The database also indicates if a name was recorded in Boas and/or Pynt and the spelling used.
The Australian War Memorial has detailed records of all Australians who died in the service of their country and where they are buried or memorialised, as well as Red Cross and POW records, photos, diaries and other information on some servicemen and women, for viewing freely.
Where available, links to each person’s AWM record and any photo/s, etc at awm.gov.au are included in this database.
The National Archives of Australia holds over one and a half million military records of Australian servicemen and women since 1901. Original enlistment papers asked religion, so to confirm religion requires each personnel record, some having over 50 handwritten pages, to be opened and inspected. Most WWI records and prior have been opened by NAA for public access and, since 2007, have been digitised for viewing on the internet.
Where available, links to each person’s NAA records in naa.gov.au are included in this database, wherein those files that have been digitised can be freely viewed.
Much work has been done over many years by numerous people to research, collate and edit all of the information that is ultimately contained in this database. The database was launched in 2018 – the year of the centenary of the Armistice on the Western Front of 11/11/1918 – and continues as a commemoration of the courage and self-sacrifice of all the Jews who served alongside their Australian brothers and sisters, to defend our country’s freedom, peace and tolerance.
We especially wish to recognise and express thanks for the efforts of the following:
• Russell Stern (AJHS President 2011-16) – research, provenance assessment and collation of data
• Peter Allen (CoAJP National Coordinator 2012-18) – review, research, management and editing of data; grant submissions and fund-raising
• Gloria Allen – research of grave and memorial data
• Tony James – research of award data
• Peter Philippsohn OAM (AJHS President 2016+) – database collation
• Anthony Perl (CommTogether) – website production
• The Australian Government, which provided grant funding through the Department of Veterans Affairs’ Anzac Centenary Local Grants program, for Educational Projects to the SJM (NSW), QJBD/QAJEX (Qld), JCCWA/WAJEX (WA), JCCSA (SA), HHC (Tas) and ACTJC (ACT), facilitated by the CoAJP.
• Individual and Organisation Donors to the CoAJP, as page 354 of Jewish Anzacs.

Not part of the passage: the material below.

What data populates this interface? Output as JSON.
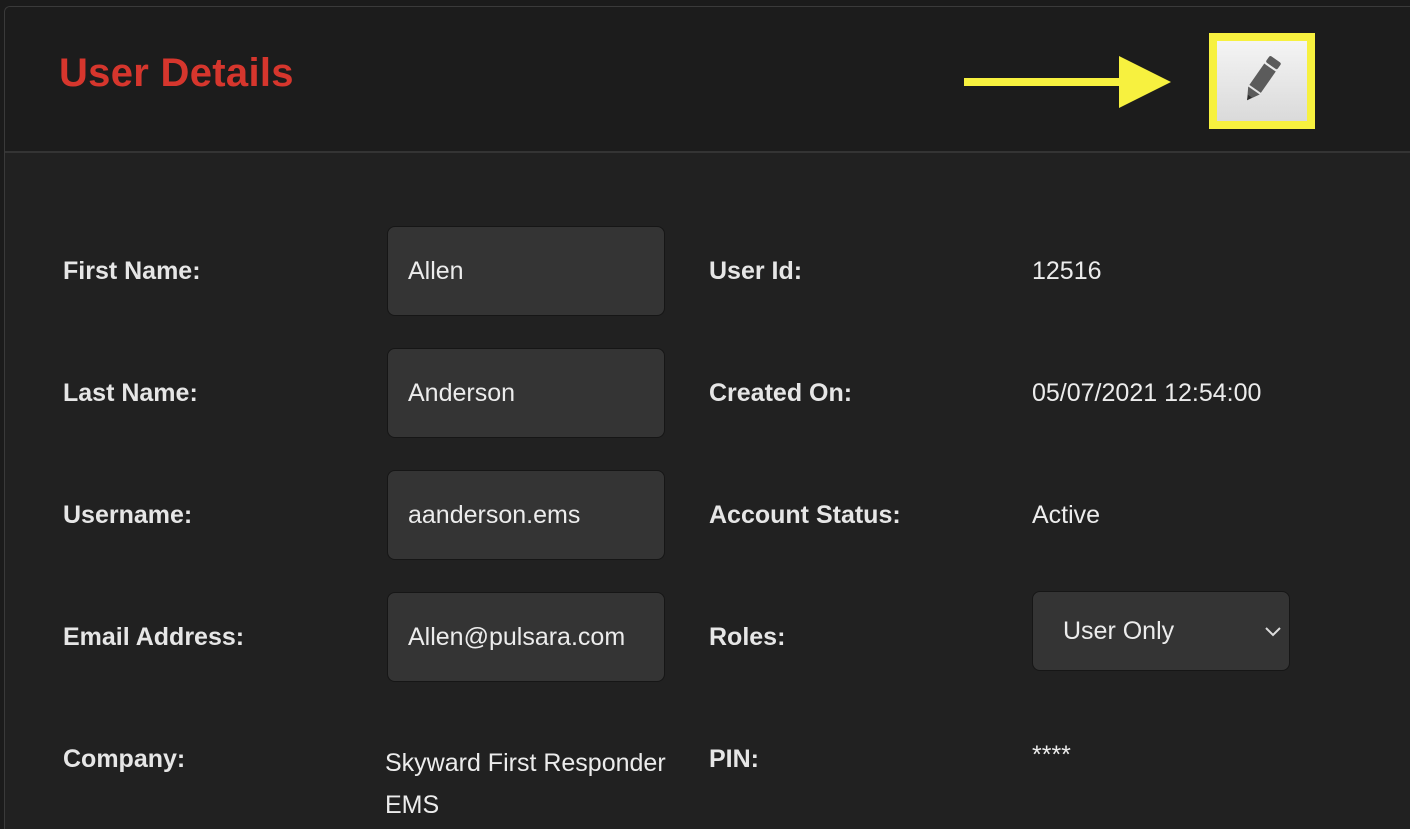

• Charles Aronson (SJM, NAJEX, NSWJWM & AJHS) for assistance with collaboration.
• The Australian Jewish Historical Society for its support and hosting this database.
Thanks also to the following people and references:
• Harold Boas (Hon. Lt. YMCA Jewish Representative to the AIF) – AJBoH The Great War 1914-1918 (1923)
• Gerald Pynt and Jack Epstein (NAJEX historian) – AJBoH WWII (1973)
• Rev. Michael Adler (UK Chaplain WWI) and Max R. G. Freeman – BJBoH (1922)
• Mark Dapin – Jewish Anzacs (2017)
• Dr Judy Landau (VAJEX Australia past President) – Victorian Fallen (2017) and Victorian Association of Jewish Ex & Servicemen & Women Australia Incorporated.
• Dr Rodney Gouttman – In Their Merit: Australian Jewry and WWI (2016)
• Daniel Levy (AJEX UK) – Jewish War Graves
• The Sydney Jewish Museum’s exhibition ‘Serving Australia: The Jewish Involvement in Australian Military History’
We would greatly appreciate advice of errors or omissions and any additional information, including photographs, which could be incorporated into the database. In order to maintain the accuracy of the database, such information will first need to be verified by a panel appointed by the AJHS. We trust that users recognise there may be some delay because of this important process.
Please contact AJHS via the ‘Suggest Edits’ link on the right hand edge of the webpage.